You can call all of this the rise of ‘hipsturbia’, but it’s not about being trendy.
In New Westminster this is partly thanks to progressive leadership by people like councillor Patrick Johnstone and mayor Jonathan X. Coté , who, like many of their counterparts in other boroughs, are doing what they can with smart planning to bring about a revival. Requiring developers to build three-bedroom condos is part of it, as is the kind of attention New West has paid to remaking the industrial riverfront, which now has green parks that offer playgrounds and yoga classes, and a sandlot for beach volleyball. It also includes putting in greenways and bike lanes to help mitigate the suburban legacy of car-dependency—the old-school approach to planning that has given all those Realtor.ca listings such low walkability scores.

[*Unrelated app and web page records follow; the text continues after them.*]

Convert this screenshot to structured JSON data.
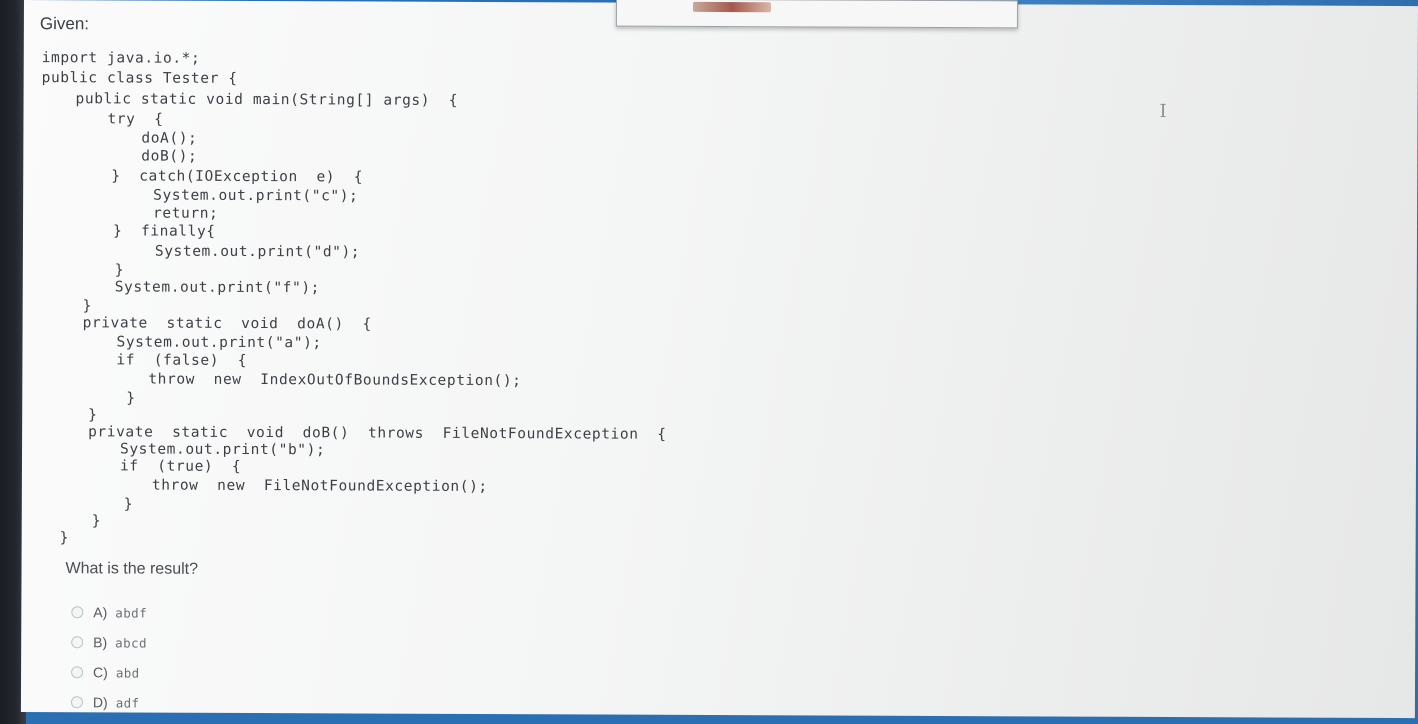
{
  "heading": "Given:",
  "code_lines": [
    "import java.io.*;",
    "public class Tester {",
    "public static void main(String[] args)  {",
    "try  {",
    "doA();",
    "doB();",
    "}  catch(IOException  e)  {",
    "System.out.print(\"c\");",
    "return;",
    "}  finally{",
    "System.out.print(\"d\");",
    "}",
    "System.out.print(\"f\");",
    "}",
    "private  static  void  doA()  {",
    "System.out.print(\"a\");",
    "if  (false)  {",
    "throw  new  IndexOutOfBoundsException();",
    "}",
    "}",
    "private  static  void  doB()  throws  FileNotFoundException  {",
    "System.out.print(\"b\");",
    "if  (true)  {",
    "throw  new  FileNotFoundException();",
    "}",
    "}",
    "}"
  ],
  "question": "What is the result?",
  "options": [
    {
      "letter": "A)",
      "text": "abdf"
    },
    {
      "letter": "B)",
      "text": "abcd"
    },
    {
      "letter": "C)",
      "text": "abd"
    },
    {
      "letter": "D)",
      "text": "adf"
    }
  ],
  "text_cursor_glyph": "I"
}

This brings me back to the type of suburb New Westminster is: in David Gordon’s terminology, it’s a “transit suburb,” rather than a car-dependent “auto suburb” like Langley. Via TransLink I can get from our Victoria Hill condo to Gastown in 40 minutes. Most of the trip is a pleasant, seated ride on SkyTrain that allows me to work en route. For getting around close to home, we can walk to those cool shops and restaurants in about 15 minutes, which is not horrible, and I can shave a good 10 minutes off this time by either riding my bike or an adult-sized, foldable scooter (the latter, as I careen down the sidewalks with my shoulder-slung courier bag, looking both hipsterish and ridiculous).
And that’s the trade-off between transit ’burbs and auto ‘burbs. Here we don’t have to drive two hours in traffic each day to get back to our 3,000-square-foot house. But we don’t get the house.

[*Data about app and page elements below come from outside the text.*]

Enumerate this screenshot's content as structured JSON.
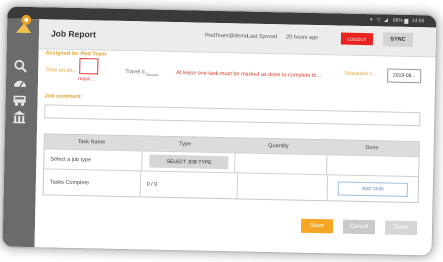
{
  "status_bar": {
    "icons": "✶ ▽ ◢",
    "battery": "96%",
    "time": "14:55"
  },
  "header": {
    "title": "Job Report",
    "user": "RedTeam@demo",
    "synced_label": "Last Synced",
    "synced_ago": "20 hours ago",
    "logout_label": "LOGOUT",
    "sync_label": "SYNC"
  },
  "sidebar": {
    "icons": [
      "logo-icon",
      "search-icon",
      "dashboard-icon",
      "truck-icon",
      "building-icon"
    ]
  },
  "form": {
    "assigned": "Assigned to: Red Team",
    "time_on_site_label": "Time on sit...",
    "required_text": "requir...",
    "travel_label": "Travel ti...",
    "warning": "At lease one task must be marked as done to complete th...",
    "scheduled_label": "Scheduled s...",
    "scheduled_value": "2019-08...",
    "comment_label": "Job comment:"
  },
  "table": {
    "headers": [
      "Task Name",
      "Type",
      "Quantity",
      "Done"
    ],
    "row1": {
      "task": "Select a job type",
      "button": "SELECT JOB TYPE"
    },
    "row2": {
      "task": "Tasks Complete",
      "count": "0 / 0",
      "button": "ADD TASK"
    }
  },
  "actions": {
    "save": "Save",
    "cancel": "Cancel",
    "done": "Done"
  },
  "colors": {
    "accent": "#f5a623",
    "logout": "#e8221f",
    "warning": "#d23a2a",
    "label": "#e0a22a"
  }
}
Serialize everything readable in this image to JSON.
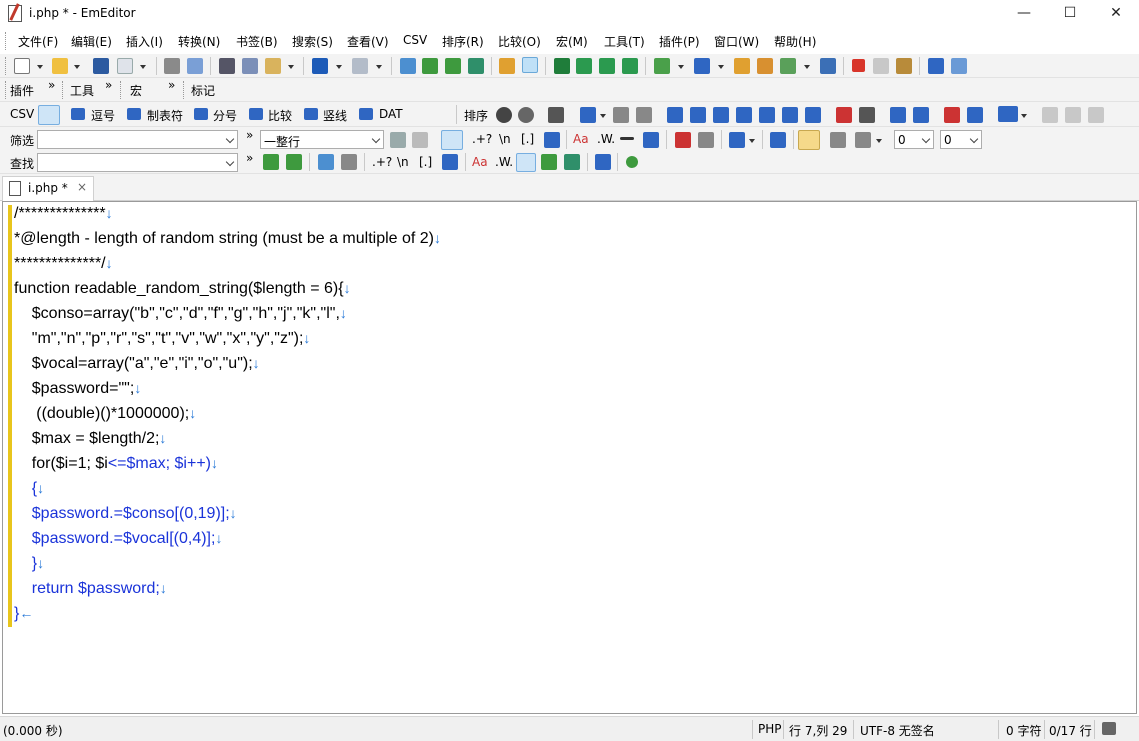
{
  "window": {
    "title": "i.php * - EmEditor",
    "minimize_glyph": "—",
    "maximize_glyph": "☐",
    "close_glyph": "✕"
  },
  "menu": [
    "文件(F)",
    "编辑(E)",
    "插入(I)",
    "转换(N)",
    "书签(B)",
    "搜索(S)",
    "查看(V)",
    "CSV",
    "排序(R)",
    "比较(O)",
    "宏(M)",
    "工具(T)",
    "插件(P)",
    "窗口(W)",
    "帮助(H)"
  ],
  "toolbar_row2": {
    "plugin_label": "插件",
    "tools_label": "工具",
    "macro_label": "宏",
    "marker_label": "标记",
    "overflow": "»"
  },
  "csv_bar": {
    "csv_label": "CSV",
    "comma_label": "逗号",
    "tab_label": "制表符",
    "semicolon_label": "分号",
    "compare_label": "比较",
    "pipe_label": "竖线",
    "dat_label": "DAT",
    "sort_label": "排序"
  },
  "filter_bar": {
    "label": "筛选",
    "value": "",
    "mode_value": "一整行",
    "regex_label": ".+?",
    "newline_label": "\\n",
    "bracket_label": "[.]",
    "case_label": "Aa",
    "word_label": ".W.",
    "num_a": "0",
    "num_b": "0"
  },
  "find_bar": {
    "label": "查找",
    "value": "",
    "regex_label": ".+?",
    "newline_label": "\\n",
    "bracket_label": "[.]",
    "case_label": "Aa",
    "word_label": ".W."
  },
  "tab": {
    "label": "i.php *",
    "close": "×"
  },
  "editor": {
    "eol": "↓",
    "eof": "←",
    "lines": [
      {
        "indent": "",
        "text": "/**************",
        "kw": ""
      },
      {
        "indent": "",
        "text": "*@length - length of random string (must be a multiple of 2)",
        "kw": ""
      },
      {
        "indent": "",
        "text": "**************/",
        "kw": ""
      },
      {
        "indent": "",
        "text": "function readable_random_string($length = 6){",
        "kw": ""
      },
      {
        "indent": "    ",
        "text": "$conso=array(\"b\",\"c\",\"d\",\"f\",\"g\",\"h\",\"j\",\"k\",\"l\",",
        "kw": ""
      },
      {
        "indent": "    ",
        "text": "\"m\",\"n\",\"p\",\"r\",\"s\",\"t\",\"v\",\"w\",\"x\",\"y\",\"z\");",
        "kw": ""
      },
      {
        "indent": "    ",
        "text": "$vocal=array(\"a\",\"e\",\"i\",\"o\",\"u\");",
        "kw": ""
      },
      {
        "indent": "    ",
        "text": "$password=\"\";",
        "kw": ""
      },
      {
        "indent": "     ",
        "text": "((double)()*1000000);",
        "kw": ""
      },
      {
        "indent": "    ",
        "text": "$max = $length/2;",
        "kw": ""
      },
      {
        "indent": "    ",
        "text": "for($i=1; $i",
        "kw": "<=$max; $i++)"
      },
      {
        "indent": "    ",
        "text": "",
        "kw": "{"
      },
      {
        "indent": "    ",
        "text": "",
        "kw": "$password.=$conso[(0,19)];"
      },
      {
        "indent": "    ",
        "text": "",
        "kw": "$password.=$vocal[(0,4)];"
      },
      {
        "indent": "    ",
        "text": "",
        "kw": "}"
      },
      {
        "indent": "    ",
        "text": "",
        "kw": "return $password;"
      },
      {
        "indent": "",
        "text": "",
        "kw": "}"
      }
    ]
  },
  "status": {
    "time": "(0.000 秒)",
    "lang": "PHP",
    "position": "行 7,列 29",
    "encoding": "UTF-8 无签名",
    "chars": "0 字符",
    "selection": "0/17 行"
  },
  "colors": {
    "keyword_blue": "#1a33d9",
    "eol_blue": "#2a7ad8",
    "marker_yellow": "#e8c51c",
    "toolbar_bg": "#f3f3f3"
  }
}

Should you seek an actual detached house and venture into the ever-widening grids of Langley where those are (somewhat) more affordable, you would be right to fear the dominance of cookie-cutter tract housing. Langley more and more resembles the kind of poorly conceived sprawl that defines Calgary. But that surface reality of sameness belies benefits too. My friend Dave and his family moved last year to an honest-to-god cul-de-sac in far-flung Langley, and damn if it isn’t actually pretty cool. On Friday evenings and weekends the neighbourhood kids gather in the traffic-free circle, skateboarding or playing basketball right outside the door, and the adults drift out of their front doors for impromptu glasses of wine (and beer) on front lawns. Sure, it’s all classically suburban but it’s also got something like real community—not any easier to find on Main Street—which should be the gold standard for defining valuable real estate. And these days the suburban beer will probably be S&O, and the steaks organic and grass-fed.

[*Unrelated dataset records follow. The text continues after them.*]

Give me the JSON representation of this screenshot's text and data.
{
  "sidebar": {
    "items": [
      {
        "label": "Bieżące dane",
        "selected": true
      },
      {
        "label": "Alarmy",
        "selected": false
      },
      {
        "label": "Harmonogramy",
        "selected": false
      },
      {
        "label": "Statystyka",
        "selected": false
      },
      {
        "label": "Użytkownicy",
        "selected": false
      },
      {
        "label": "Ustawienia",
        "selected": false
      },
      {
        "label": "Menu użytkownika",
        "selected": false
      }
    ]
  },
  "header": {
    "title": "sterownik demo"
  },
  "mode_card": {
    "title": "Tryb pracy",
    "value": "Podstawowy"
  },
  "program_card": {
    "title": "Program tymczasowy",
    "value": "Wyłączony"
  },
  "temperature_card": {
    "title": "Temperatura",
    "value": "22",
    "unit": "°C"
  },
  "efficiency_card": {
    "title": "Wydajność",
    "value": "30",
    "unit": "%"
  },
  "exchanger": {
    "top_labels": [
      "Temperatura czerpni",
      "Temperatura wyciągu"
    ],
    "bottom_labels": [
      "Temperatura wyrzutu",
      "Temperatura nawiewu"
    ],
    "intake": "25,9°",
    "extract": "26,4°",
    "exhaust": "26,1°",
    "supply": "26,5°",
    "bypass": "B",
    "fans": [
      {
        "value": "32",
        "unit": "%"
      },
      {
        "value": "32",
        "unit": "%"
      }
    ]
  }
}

You can call all of this—as the New York Times did in 2013—the rise of “hipsturbia,”4 but it’s not about being trendy. It’s about injecting some creativity into the local scene. What the suburbs need is what they’re getting: entrepreneurial and creative people moving in and bringing thoughtful shops, art and festivals with them. They’re pushing for greater transit, walkability, tasty food and progressive leadership. Keep on coming, folks.